By Jessica Anstice
Member for Bass Jordan Crugnale visited Pakenham Secondary College on Wednesday to congratulate the school on their Community School Farm project.
Pakenham Secondary College received a grant through the Pick My Project community grants initiative last year.
The Community School Farm project increases excitement around growing fresh food and encourages vocational pathways for youth by developing a community school farm – one at the school and the other onsite at a local organic dairy farm in Longwarry.
Solid progress has been made with the Project since funding commenced in February 2019 including the formation of a Hands-on Learning (HOL) group of students across Years 7-10.
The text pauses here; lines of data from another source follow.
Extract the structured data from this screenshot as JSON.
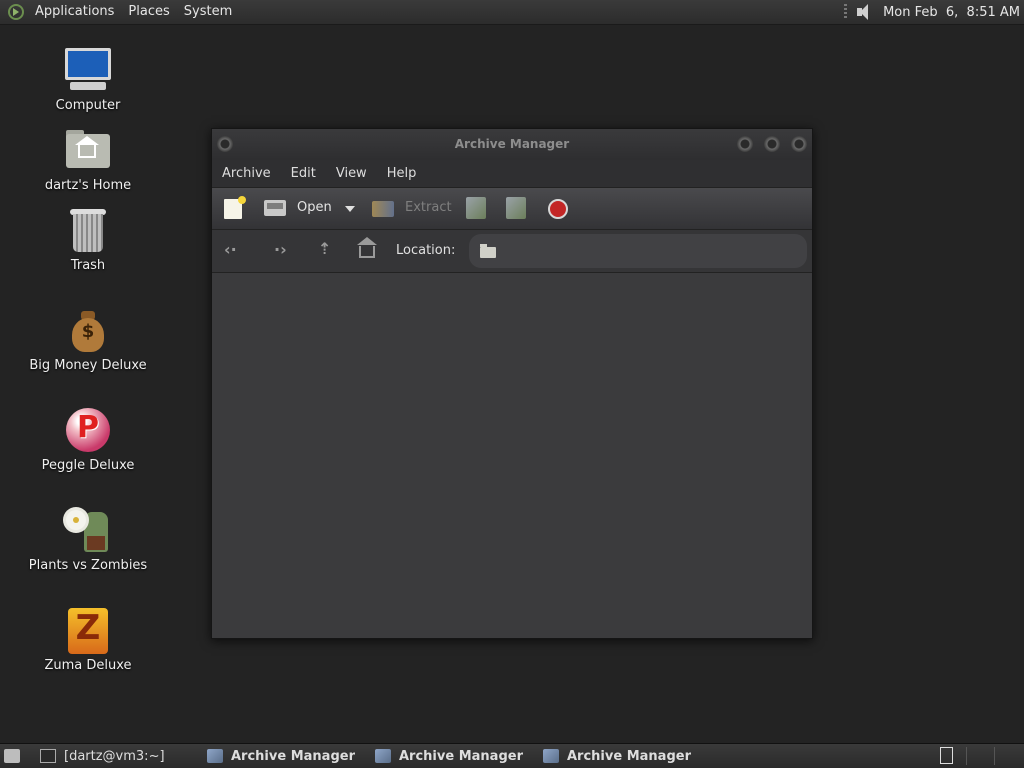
{
  "top_panel": {
    "menus": [
      "Applications",
      "Places",
      "System"
    ],
    "clock": "Mon Feb  6,  8:51 AM",
    "icons": [
      "distro-logo-icon",
      "volume-icon"
    ]
  },
  "desktop": {
    "icons": [
      {
        "label": "Computer",
        "icon": "computer-icon"
      },
      {
        "label": "dartz's Home",
        "icon": "home-folder-icon"
      },
      {
        "label": "Trash",
        "icon": "trash-icon"
      },
      {
        "label": "Big Money Deluxe",
        "icon": "money-bag-icon"
      },
      {
        "label": "Peggle Deluxe",
        "icon": "peggle-icon"
      },
      {
        "label": "Plants vs Zombies",
        "icon": "plants-zombies-icon"
      },
      {
        "label": "Zuma Deluxe",
        "icon": "zuma-icon"
      }
    ]
  },
  "window": {
    "title": "Archive Manager",
    "menu": [
      "Archive",
      "Edit",
      "View",
      "Help"
    ],
    "toolbar": {
      "open_label": "Open",
      "extract_label": "Extract"
    },
    "location": {
      "label": "Location:",
      "value": ""
    }
  },
  "taskbar": {
    "tasks": [
      {
        "label": "[dartz@vm3:~]",
        "icon": "terminal-icon",
        "active": false
      },
      {
        "label": "Archive Manager",
        "icon": "archive-icon",
        "active": true
      },
      {
        "label": "Archive Manager",
        "icon": "archive-icon",
        "active": true
      },
      {
        "label": "Archive Manager",
        "icon": "archive-icon",
        "active": true
      }
    ]
  }
}
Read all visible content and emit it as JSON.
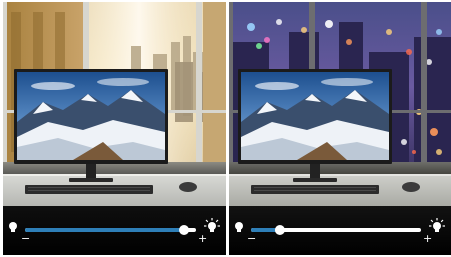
{
  "panels": [
    {
      "scene": "daytime-window-city",
      "monitor_screen": "snowy-mountain-landscape",
      "brightness_slider": {
        "level": 0.93,
        "minus_label": "−",
        "plus_label": "+",
        "track_color": "#2e7fb8",
        "knob_color": "#ffffff",
        "left_icon": "bulb-dim-icon",
        "right_icon": "bulb-bright-icon"
      }
    },
    {
      "scene": "night-window-city-lights",
      "monitor_screen": "snowy-mountain-landscape",
      "brightness_slider": {
        "level": 0.17,
        "minus_label": "−",
        "plus_label": "+",
        "track_color": "#2e7fb8",
        "knob_color": "#ffffff",
        "left_icon": "bulb-dim-icon",
        "right_icon": "bulb-bright-icon"
      }
    }
  ]
}
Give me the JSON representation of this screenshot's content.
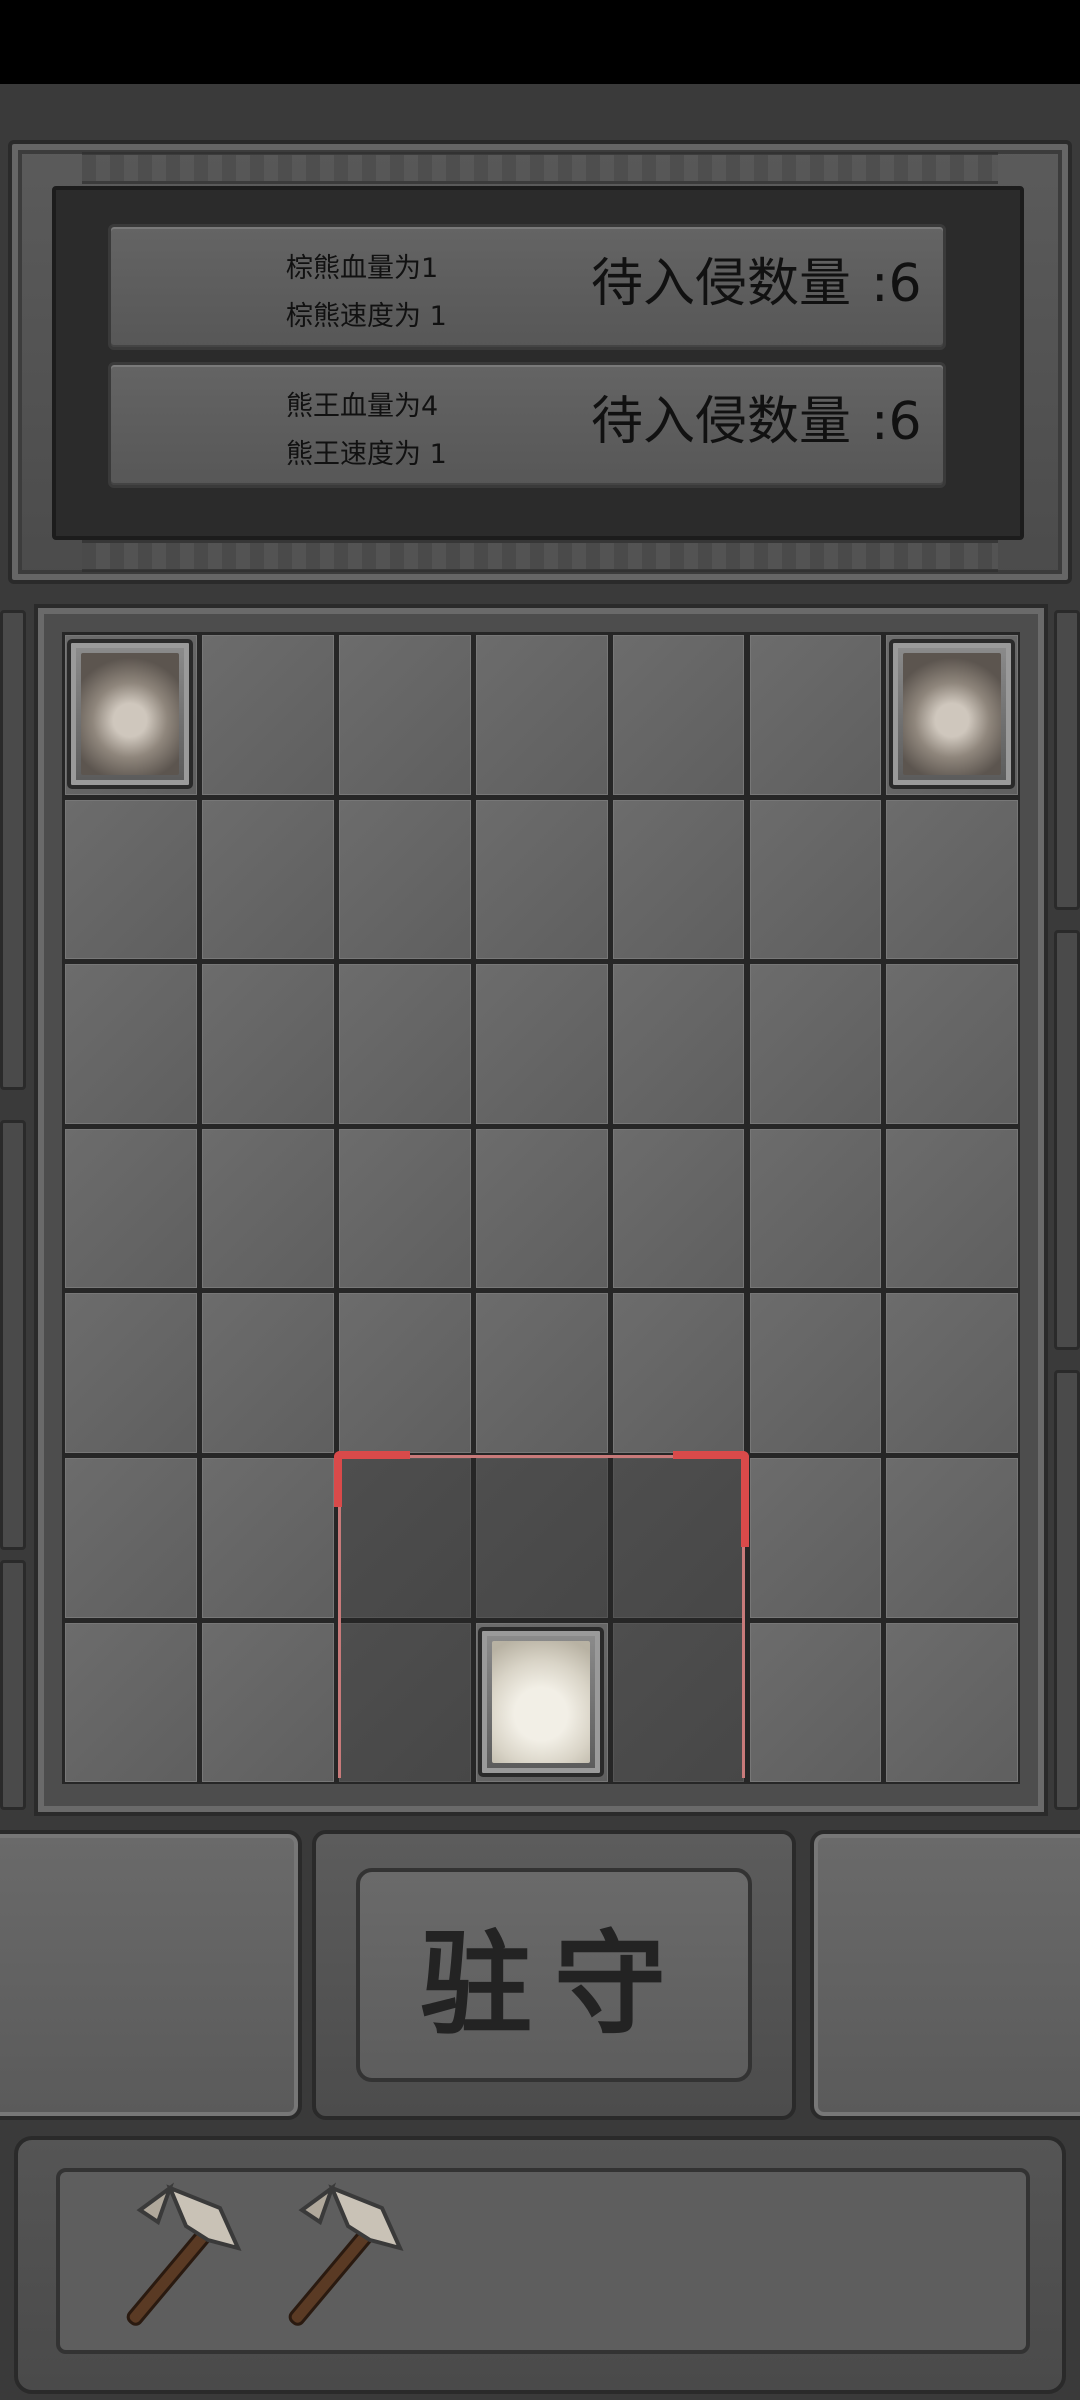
{
  "enemies": [
    {
      "hp_text": "棕熊血量为1",
      "speed_text": "棕熊速度为 1",
      "pending_label": "待入侵数量",
      "pending_value": ":6",
      "icon": "bear-icon"
    },
    {
      "hp_text": "熊王血量为4",
      "speed_text": "熊王速度为 1",
      "pending_label": "待入侵数量",
      "pending_value": ":6",
      "icon": "bear-king-icon"
    }
  ],
  "board": {
    "columns": 7,
    "rows": 7,
    "pieces": [
      {
        "name": "bear-piece",
        "icon": "bear-icon",
        "col": 1,
        "row": 1
      },
      {
        "name": "bear-piece",
        "icon": "bear-icon",
        "col": 7,
        "row": 1
      },
      {
        "name": "chef-piece",
        "icon": "chef-portrait-icon",
        "col": 4,
        "row": 7
      }
    ],
    "highlight_cells": [
      [
        3,
        6
      ],
      [
        4,
        6
      ],
      [
        5,
        6
      ],
      [
        3,
        7
      ],
      [
        5,
        7
      ]
    ],
    "range_color": "#d94a4a"
  },
  "action_button": {
    "label": "驻守"
  },
  "inventory": {
    "items": [
      "axe-icon",
      "axe-icon"
    ]
  }
}
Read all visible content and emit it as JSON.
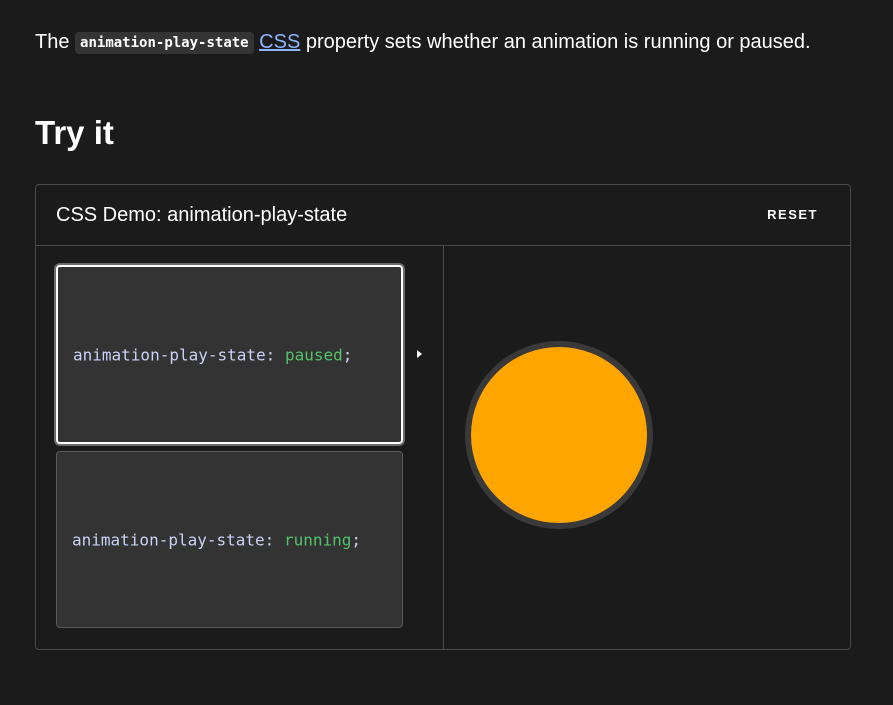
{
  "intro": {
    "prefix": "The",
    "property": "animation-play-state",
    "link": "CSS",
    "suffix": "property sets whether an animation is running or paused."
  },
  "heading": "Try it",
  "demo": {
    "title": "CSS Demo: animation-play-state",
    "reset_label": "RESET",
    "choices": [
      {
        "property": "animation-play-state",
        "colon": ":",
        "value": "paused",
        "semicolon": ";",
        "selected": true
      },
      {
        "property": "animation-play-state",
        "colon": ":",
        "value": "running",
        "semicolon": ";",
        "selected": false
      }
    ],
    "ball_color": "#ffa500"
  },
  "colors": {
    "background": "#1b1b1b",
    "link": "#8cb4ff",
    "code_value": "#53c26b",
    "code_property": "#c8d2f5"
  },
  "icons": {
    "play": "play-triangle"
  }
}
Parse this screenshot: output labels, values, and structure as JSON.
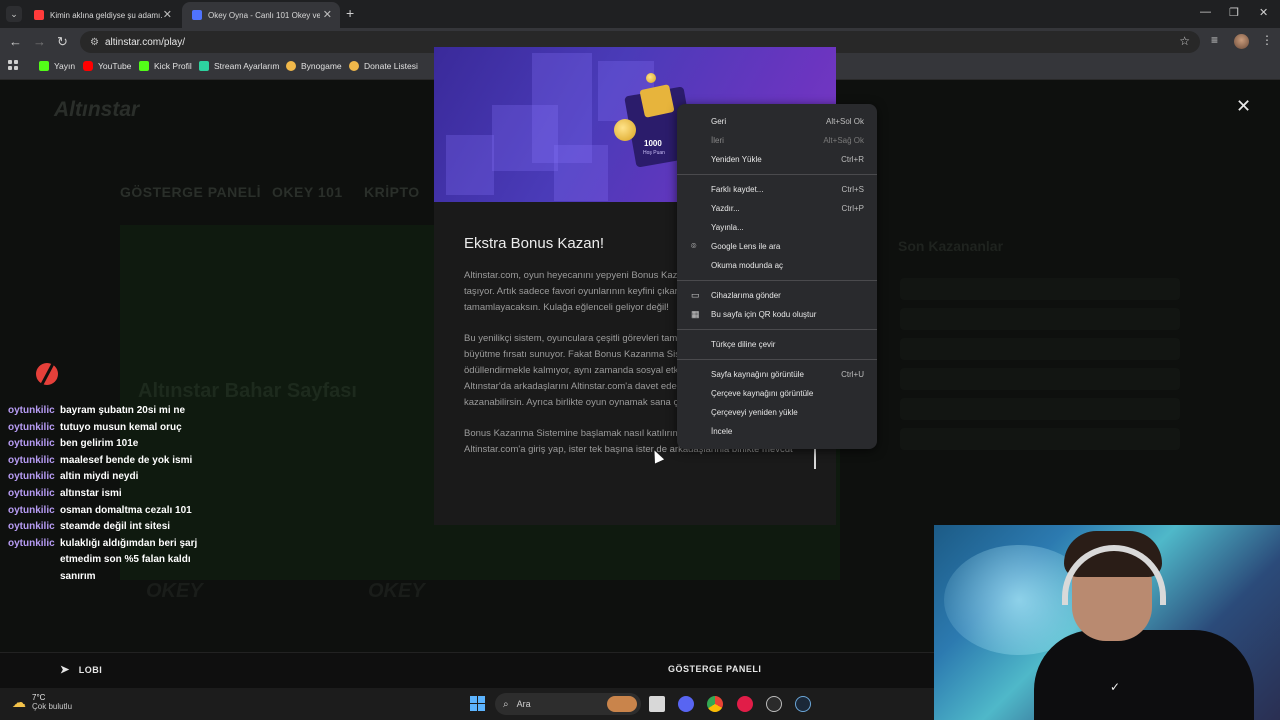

The HOL group are constructing garden beds and also fitting out the dome multi-purpose school building with benches and seating in preparation for its use as a kitchen and dining facility.
“At the moment we’re building a compost pit which means less food will be wasted and it will be used to spread nutrients throughout the school grounds,” Pakenham Secondary College Year 7 students Daniel Wittaker said.
“I have been working outside once a week for eight weeks now. It calms me down a lot and it’s nice to occasionally get out of the classroom.
“When I finish school I want to be a carpenter so this program is really helpful for reaching my goal.”
Designs are being developed for a more substantial growing space whilst a harvest festival will be held in late June to officially launch the project.
“A project such as this promotes hands-on learning which engages students in new and different ways,” Pakenham Secondary College environmental science teacher Allison Barrie said.
“Despite living in one of Australia’s most significant food bowls, many students have never set foot on a farm nor have they grown their own produce, so to be able to offer this experience both at school and on a working farm has been fantastic.”
The project also includes community groups within the wider Cardinia shire, with the connection to the broader Cardinia Food Movement which has been facilitated since 2016 by Sustain with the support of Cardinia Shire Council.
At the farm site in Longwarry, a group of more than 30 families from five different African communities have formed a United African Farm Collective.
Over the past month, they have planted approximately 400m2 of alluvial soil with mixed lettuces, collard greens, brassicas and other crops.
The collaboration has attracted significant interest amongst Melbourne’s wider African community with people travelling from Caroline Springs and Sunshine West to participate in the planting project. The project has also inspired financial support from the national African diaspora.
“I am really thrilled with the way we are progressing especially with the African community,” African Farm Collective leader Queyea Tuazama said.
“The energy and enthusiasm from this community has surpassed anything that I could have imagined. “I can’t think of a better example for young people to have to grow food and the importance this community places on organically grown produce as well as understanding the benefits that community has on mental health.”
Vicki Jones, who owns the farm in Longwarry which has enabled the initiative to flourish, is keen to see fellow farmers incentivised to offer their land for similar community farming projects.
“Farming really is such an untapped resource, it would be wonderful to see more farms opening up to facilitate schools and local community groups,” Ms Jones said.
“To encourage this, government could incentivise farmers by offering rebates on their loans if they are open up to community farming projects.
“It has been such a great initiative and there is no doubt that farmers benefit from working more closely with the community too – the benefits really do flow both ways.”